§ **TO DO**:
Look for the string "icon" in the listing below and copy every line in which it appears.

# # #

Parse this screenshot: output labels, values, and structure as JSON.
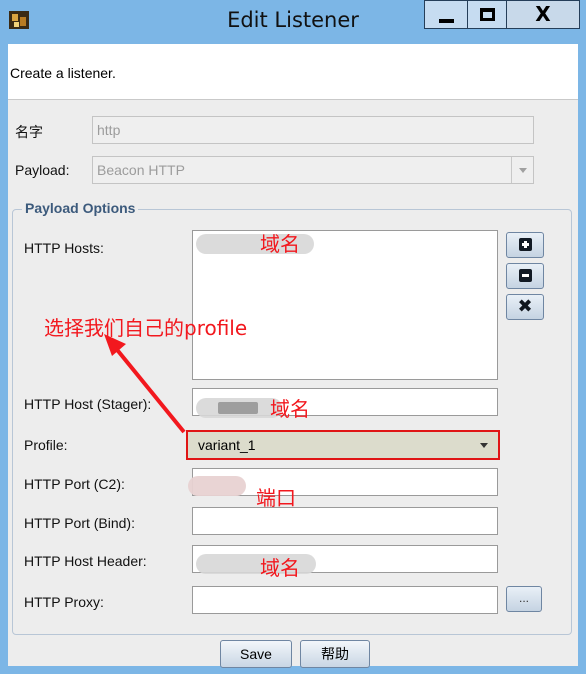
{
  "window": {
    "title": "Edit Listener",
    "minimize_glyph": "",
    "maximize_glyph": "",
    "close_glyph": "X",
    "icon": "app-icon"
  },
  "description": "Create a listener.",
  "fields": {
    "name_label": "名字",
    "name_value": "http",
    "payload_label": "Payload:",
    "payload_value": "Beacon HTTP"
  },
  "payload_options": {
    "title": "Payload Options",
    "http_hosts_label": "HTTP Hosts:",
    "http_host_stager_label": "HTTP Host (Stager):",
    "profile_label": "Profile:",
    "profile_value": "variant_1",
    "http_port_c2_label": "HTTP Port (C2):",
    "http_port_bind_label": "HTTP Port (Bind):",
    "http_host_header_label": "HTTP Host Header:",
    "http_proxy_label": "HTTP Proxy:",
    "proxy_button_label": "...",
    "add_icon": "plus-square-icon",
    "remove_icon": "minus-square-icon",
    "clear_icon": "x-icon",
    "clear_glyph": "✖"
  },
  "buttons": {
    "save": "Save",
    "help": "帮助"
  },
  "annotations": {
    "hosts_note": "域名",
    "select_note": "选择我们自己的profile",
    "stager_note": "域名",
    "port_note": "端口",
    "header_note": "域名",
    "color": "#f2181e"
  }
}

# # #

§ **TASK RESULT**:
    "icon": "app-icon"
    "add_icon": "plus-square-icon",
    "remove_icon": "minus-square-icon",
    "clear_icon": "x-icon",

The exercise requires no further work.